Nick Heer:

It isn’t clear how non-automated intervention is supposed to sort through the four hundred hours of video uploaded every minute to YouTube and figure out whether the use of any identified copyrighted material constitutes a violation. Perhaps this is a stealthy way of forcing giant platforms to scale back.

Also, contrary to the New York Timesinexplicable framing, this seems like it could be a windfall for Google. As Reynolds says in an accompanying video, it’s likely Google will license YouTube’s Content ID system to third parties.


Turns out that nine representatives who intended to vote for amendments that would have removed Articles 11 and 13 from the Directive voted against those amendments by mistake. Parliament is refusing to honour their intended votes even though they messed with the voting order which caused this confusion and which would have been enough votes to change the result. Disgraceful.

Brent Simmons:

Will it still be legal to distribute an RSS reader in Europe? I honestly don’t know, but would like to know.

Josh Centers:

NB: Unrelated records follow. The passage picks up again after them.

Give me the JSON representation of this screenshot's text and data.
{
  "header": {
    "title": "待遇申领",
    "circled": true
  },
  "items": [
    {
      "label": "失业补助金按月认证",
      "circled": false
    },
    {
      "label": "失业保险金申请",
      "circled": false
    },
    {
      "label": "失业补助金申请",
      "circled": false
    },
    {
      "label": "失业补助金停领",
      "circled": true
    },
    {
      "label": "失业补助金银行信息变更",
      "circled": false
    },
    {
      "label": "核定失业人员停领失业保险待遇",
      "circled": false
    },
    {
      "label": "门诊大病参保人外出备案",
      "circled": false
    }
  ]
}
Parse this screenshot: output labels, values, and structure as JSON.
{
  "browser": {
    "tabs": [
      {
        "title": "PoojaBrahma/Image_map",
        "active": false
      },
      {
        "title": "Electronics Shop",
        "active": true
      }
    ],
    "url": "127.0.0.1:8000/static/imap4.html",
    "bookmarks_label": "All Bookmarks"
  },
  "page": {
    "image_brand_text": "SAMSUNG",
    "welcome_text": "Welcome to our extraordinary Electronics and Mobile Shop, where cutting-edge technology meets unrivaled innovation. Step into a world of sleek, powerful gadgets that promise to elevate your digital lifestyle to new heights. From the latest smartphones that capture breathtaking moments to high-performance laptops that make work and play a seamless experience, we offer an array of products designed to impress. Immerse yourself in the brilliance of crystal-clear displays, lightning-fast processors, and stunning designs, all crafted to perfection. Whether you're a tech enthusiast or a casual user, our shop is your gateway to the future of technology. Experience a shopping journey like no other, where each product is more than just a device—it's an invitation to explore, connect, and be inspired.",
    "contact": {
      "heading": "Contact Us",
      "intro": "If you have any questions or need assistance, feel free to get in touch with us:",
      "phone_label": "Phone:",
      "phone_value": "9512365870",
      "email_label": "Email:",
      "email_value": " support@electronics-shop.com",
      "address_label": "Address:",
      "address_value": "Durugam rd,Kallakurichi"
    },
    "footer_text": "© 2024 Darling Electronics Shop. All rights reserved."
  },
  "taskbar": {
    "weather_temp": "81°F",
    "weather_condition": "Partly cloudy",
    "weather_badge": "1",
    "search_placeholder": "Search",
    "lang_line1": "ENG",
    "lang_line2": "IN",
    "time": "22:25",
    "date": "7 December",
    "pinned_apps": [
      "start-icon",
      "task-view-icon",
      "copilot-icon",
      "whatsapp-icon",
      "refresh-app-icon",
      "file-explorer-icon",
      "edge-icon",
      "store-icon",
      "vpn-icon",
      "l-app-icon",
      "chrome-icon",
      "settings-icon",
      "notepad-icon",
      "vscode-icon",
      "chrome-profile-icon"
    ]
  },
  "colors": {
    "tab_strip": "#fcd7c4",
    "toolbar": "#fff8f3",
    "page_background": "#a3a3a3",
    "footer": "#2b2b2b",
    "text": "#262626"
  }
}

The European Union has passed the Copyright in the Digital Single Market Directive, with its controversial Articles 11 and 13 […]. According to the Wikimedia Foundation, Article 11 will require licenses for nearly all online uses of news content, and Article 13 will impose liability on platforms for copyright-infringing content uploaded by users unless they meet a number of stringent requirements. In a statement, YouTube said the final version was an improvement, but the Electronic Frontier Foundation is more alarmed than ever. The EU insists the rules are to protect artists, while critics say they’re a crackdown on user-generated content. Member nations have several years to write the Copyright Directive into their own laws, though they’re sure to be challenged in court.